It’s a question I get asked every now and then, and I remember being fascinated by this question when I was doing research into becoming a Virtual Assistant. I too wanted to know how others had started out and how they found their first client. It gave me hope that it could really work, and this is what I want to give you today.
Back in 2002, at the start of my journey to becoming a Virtual Assistant, I had invested in some transcribing equipment so I could start out offering simple transcription services from home. I’m assuming you know what transcription is (it’s when you listen to a voice recording and type what is being said. The finished document is formatted, spell checked and returned to the client).
I figured there would always be a need for this kind of work. Even if people can type themselves, often they don’t have the time or the inclination.

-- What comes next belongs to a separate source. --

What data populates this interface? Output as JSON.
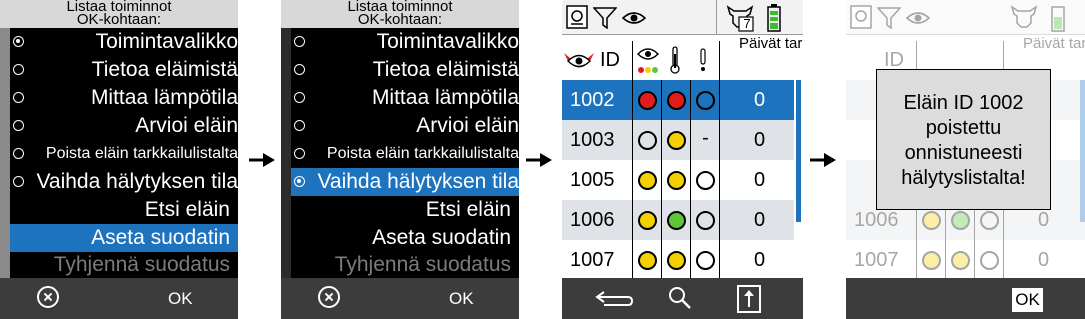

I’ve been asked whether voice recognition software such as Dragon Naturally Speaking could potentially reduce the need for a transcriptionist.

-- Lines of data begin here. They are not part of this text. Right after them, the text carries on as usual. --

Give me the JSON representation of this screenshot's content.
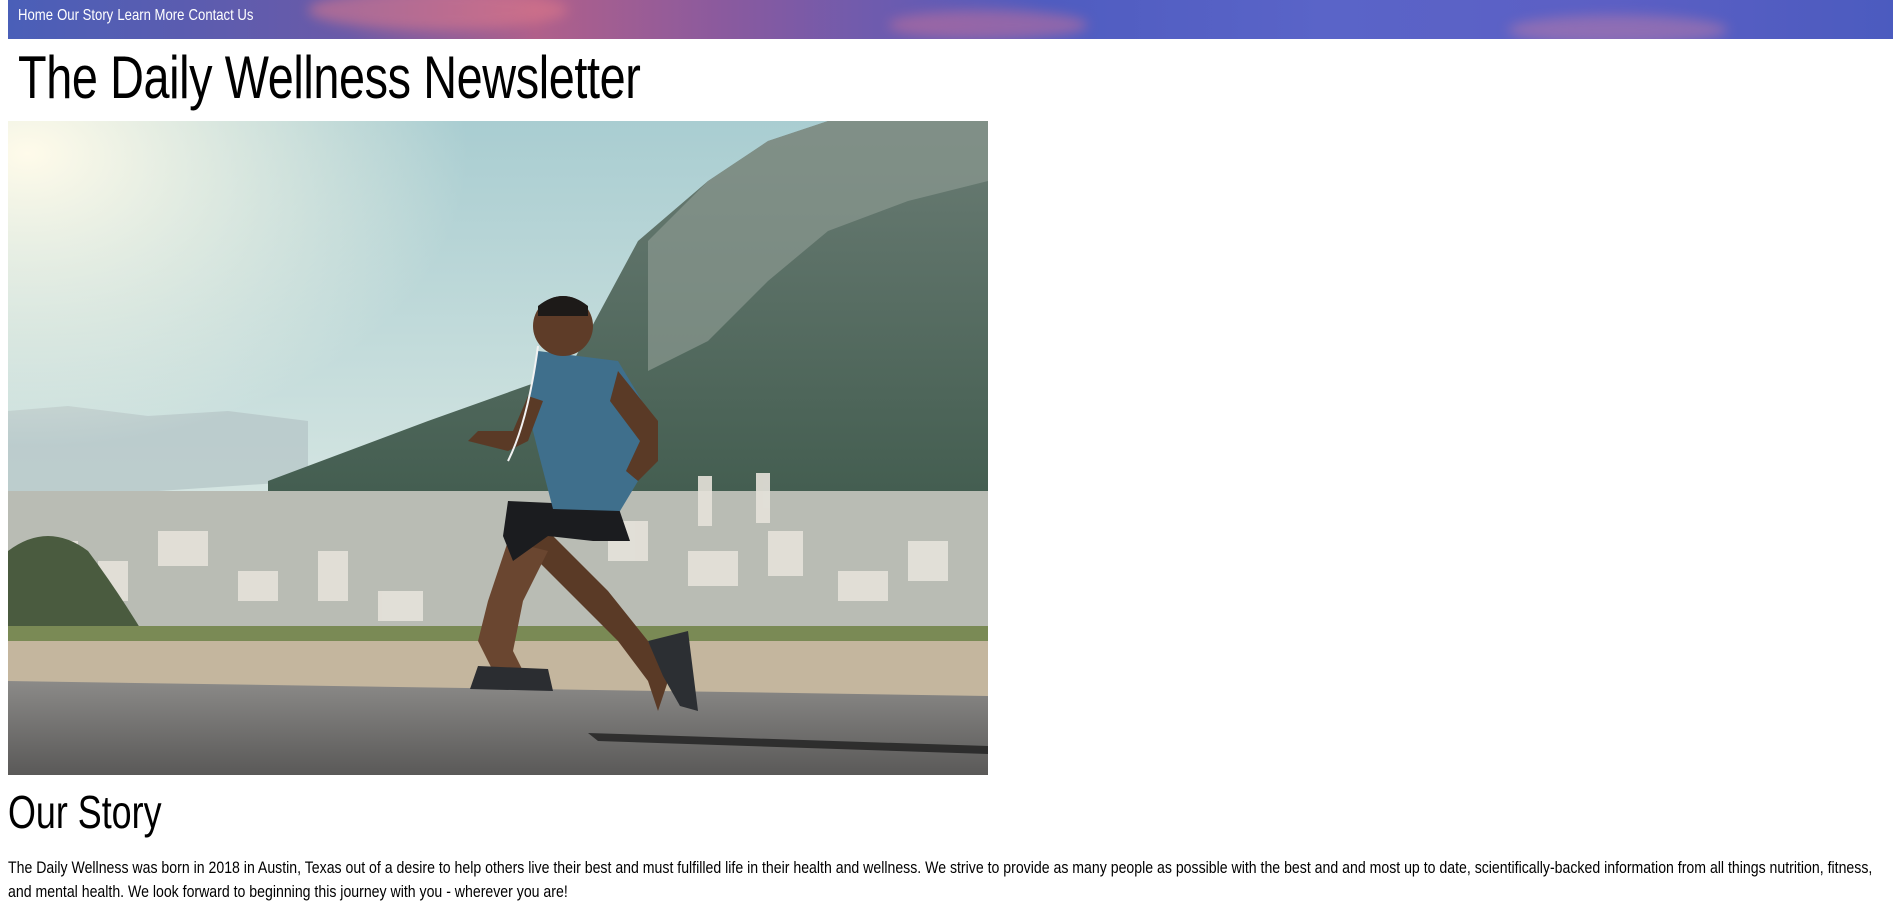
{
  "nav": {
    "links": [
      "Home",
      "Our Story",
      "Learn More",
      "Contact Us"
    ],
    "background_colors": [
      "#4a5fb8",
      "#b0608a",
      "#5c5fc4"
    ]
  },
  "header": {
    "title": "The Daily Wellness Newsletter"
  },
  "hero": {
    "image_subject": "runner-on-mountain-road"
  },
  "story": {
    "heading": "Our Story",
    "body": "The Daily Wellness was born in 2018 in Austin, Texas out of a desire to help others live their best and must fulfilled life in their health and wellness. We strive to provide as many people as possible with the best and and most up to date, scientifically-backed information from all things nutrition, fitness, and mental health. We look forward to beginning this journey with you - wherever you are!"
  }
}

Voice recognition software allows the spoken word to be automatically converted into text on your computer. However, in reality, the software needs to be trained to recognise your own voice, and you also spend valuable time correcting its ‘mistakes’ afterwards. Plus, it’s no good if you want, for example, an interview with more than one voice to be transcribed.
I put an ad in my local newspaper and crossed my fingers. The very next day I had a call from a lady nearby who had about 5 hours work of court recordings she needed transcribed! I couldn’t believe it as I was expecting to wait a long time before hearing anything.
The work involved a legal case that was going on for about 6 months – so she turned into more than a one-off client.
So, that is how I found my first client and the type of work I did for her. There are many legal firms that require help with transcription, as well as medical professionals, consultants, speakers, focus groups… you get the idea.
Digital transcription is really in demand as well. This removes the need for sending tapes back and forth. All you do is receive an mp3 digital file onto your computer. This gets transcribed using a headset, pedal and free digital transcription software.
Have a look at the ebook I wrote about transcription work from home:
Digital transcription really opens up the possibility of working with clients all over the world, seeing as it can be done purely over the internet.
As for finding clients, there are lots of ways of finding transcription clients. In fact, advertising in the local paper may not be the most effective way of putting word out about your services, but it did help me get that first client.
Other ways of marketing your transcription services could include networking on small business forums, social media e.g. Facebook, LinkedIn and Twitter, networking at local business events, ranking your website in the search engines, to name a few.
Do any of you have any experiences with offering transcription as a service? Or do you have any questions about offering transcription?